▶ **PROVIDED DATA**:

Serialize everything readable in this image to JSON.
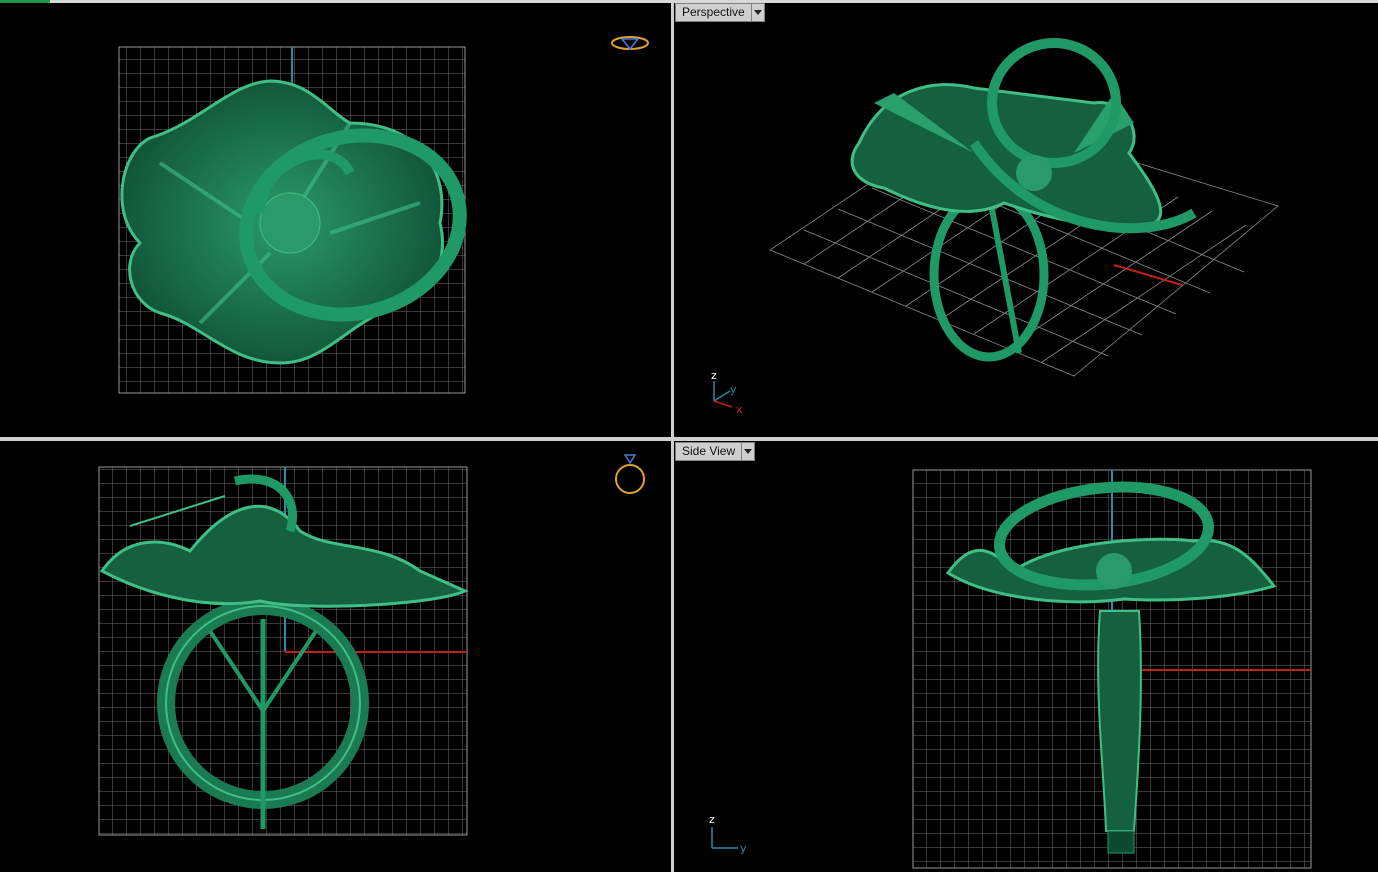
{
  "viewports": {
    "top_left": {
      "label": "",
      "view_icon": "ring-top-view-icon"
    },
    "top_right": {
      "label": "Perspective",
      "axes": {
        "z": "z",
        "y": "y",
        "x": "x"
      }
    },
    "bottom_left": {
      "label": "",
      "view_icon": "ring-front-view-icon"
    },
    "bottom_right": {
      "label": "Side View",
      "axes": {
        "z": "z",
        "y": "y"
      }
    }
  },
  "colors": {
    "model": "#1a7a52",
    "model_light": "#3fbf85",
    "grid": "#8a8a8a",
    "axis_x": "#c0201a",
    "axis_z": "#2a8aa8",
    "icon": "#e0a030"
  }
}
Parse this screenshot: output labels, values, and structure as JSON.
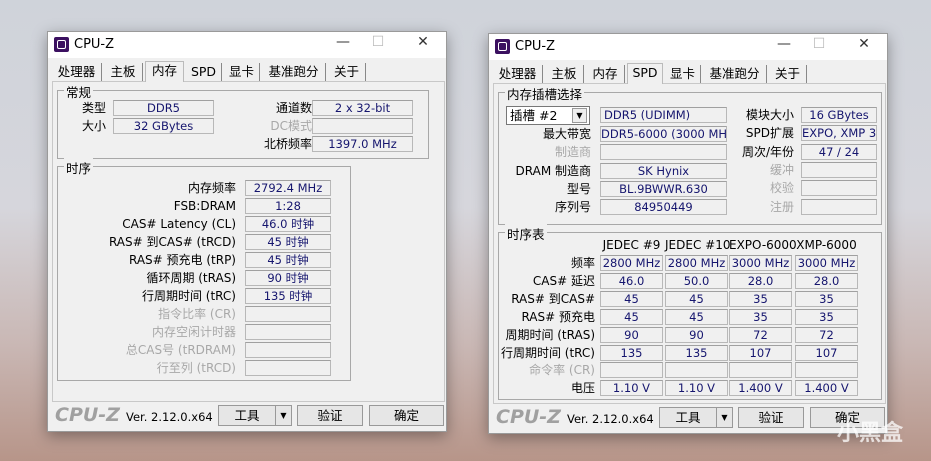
{
  "app_title": "CPU-Z",
  "tabs": [
    "处理器",
    "主板",
    "内存",
    "SPD",
    "显卡",
    "基准跑分",
    "关于"
  ],
  "footer": {
    "logo": "CPU-Z",
    "version": "Ver. 2.12.0.x64",
    "tools": "工具",
    "validate": "验证",
    "ok": "确定"
  },
  "memory_window": {
    "active_tab": "内存",
    "general": {
      "title": "常规",
      "left": [
        {
          "label": "类型",
          "value": "DDR5"
        },
        {
          "label": "大小",
          "value": "32 GBytes"
        }
      ],
      "right": [
        {
          "label": "通道数",
          "value": "2 x 32-bit",
          "dim": false
        },
        {
          "label": "DC模式",
          "value": "",
          "dim": true
        },
        {
          "label": "北桥频率",
          "value": "1397.0 MHz",
          "dim": false
        }
      ]
    },
    "timings": {
      "title": "时序",
      "rows": [
        {
          "label": "内存频率",
          "value": "2792.4 MHz"
        },
        {
          "label": "FSB:DRAM",
          "value": "1:28"
        },
        {
          "label": "CAS# Latency (CL)",
          "value": "46.0 时钟"
        },
        {
          "label": "RAS# 到CAS# (tRCD)",
          "value": "45 时钟"
        },
        {
          "label": "RAS# 预充电 (tRP)",
          "value": "45 时钟"
        },
        {
          "label": "循环周期 (tRAS)",
          "value": "90 时钟"
        },
        {
          "label": "行周期时间 (tRC)",
          "value": "135 时钟"
        },
        {
          "label": "指令比率 (CR)",
          "value": "",
          "dim": true
        },
        {
          "label": "内存空闲计时器",
          "value": "",
          "dim": true
        },
        {
          "label": "总CAS号 (tRDRAM)",
          "value": "",
          "dim": true
        },
        {
          "label": "行至列 (tRCD)",
          "value": "",
          "dim": true
        }
      ]
    }
  },
  "spd_window": {
    "active_tab": "SPD",
    "slot": {
      "title": "内存插槽选择",
      "selected": "插槽 #2",
      "module_type": "DDR5 (UDIMM)",
      "left": [
        {
          "label": "最大带宽",
          "value": "DDR5-6000 (3000 MHz)"
        },
        {
          "label": "制造商",
          "value": "",
          "dim": true
        },
        {
          "label": "DRAM 制造商",
          "value": "SK Hynix"
        },
        {
          "label": "型号",
          "value": "BL.9BWWR.630"
        },
        {
          "label": "序列号",
          "value": "84950449"
        }
      ],
      "right": [
        {
          "label": "模块大小",
          "value": "16 GBytes"
        },
        {
          "label": "SPD扩展",
          "value": "EXPO, XMP 3.0"
        },
        {
          "label": "周次/年份",
          "value": "47 / 24"
        },
        {
          "label": "缓冲",
          "value": "",
          "dim": true
        },
        {
          "label": "校验",
          "value": "",
          "dim": true
        },
        {
          "label": "注册",
          "value": "",
          "dim": true
        }
      ]
    },
    "timing_table": {
      "title": "时序表",
      "columns": [
        "JEDEC #9",
        "JEDEC #10",
        "EXPO-6000",
        "XMP-6000"
      ],
      "rows": [
        {
          "label": "频率",
          "values": [
            "2800 MHz",
            "2800 MHz",
            "3000 MHz",
            "3000 MHz"
          ]
        },
        {
          "label": "CAS# 延迟",
          "values": [
            "46.0",
            "50.0",
            "28.0",
            "28.0"
          ]
        },
        {
          "label": "RAS# 到CAS#",
          "values": [
            "45",
            "45",
            "35",
            "35"
          ]
        },
        {
          "label": "RAS# 预充电",
          "values": [
            "45",
            "45",
            "35",
            "35"
          ]
        },
        {
          "label": "周期时间 (tRAS)",
          "values": [
            "90",
            "90",
            "72",
            "72"
          ]
        },
        {
          "label": "行周期时间 (tRC)",
          "values": [
            "135",
            "135",
            "107",
            "107"
          ]
        },
        {
          "label": "命令率 (CR)",
          "values": [
            "",
            "",
            "",
            ""
          ],
          "dim": true
        },
        {
          "label": "电压",
          "values": [
            "1.10 V",
            "1.10 V",
            "1.400 V",
            "1.400 V"
          ]
        }
      ]
    }
  },
  "watermark": "小黑盒"
}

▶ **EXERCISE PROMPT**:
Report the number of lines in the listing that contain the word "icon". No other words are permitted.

▶ **SOLUTION TO THE EXERCISE**:
3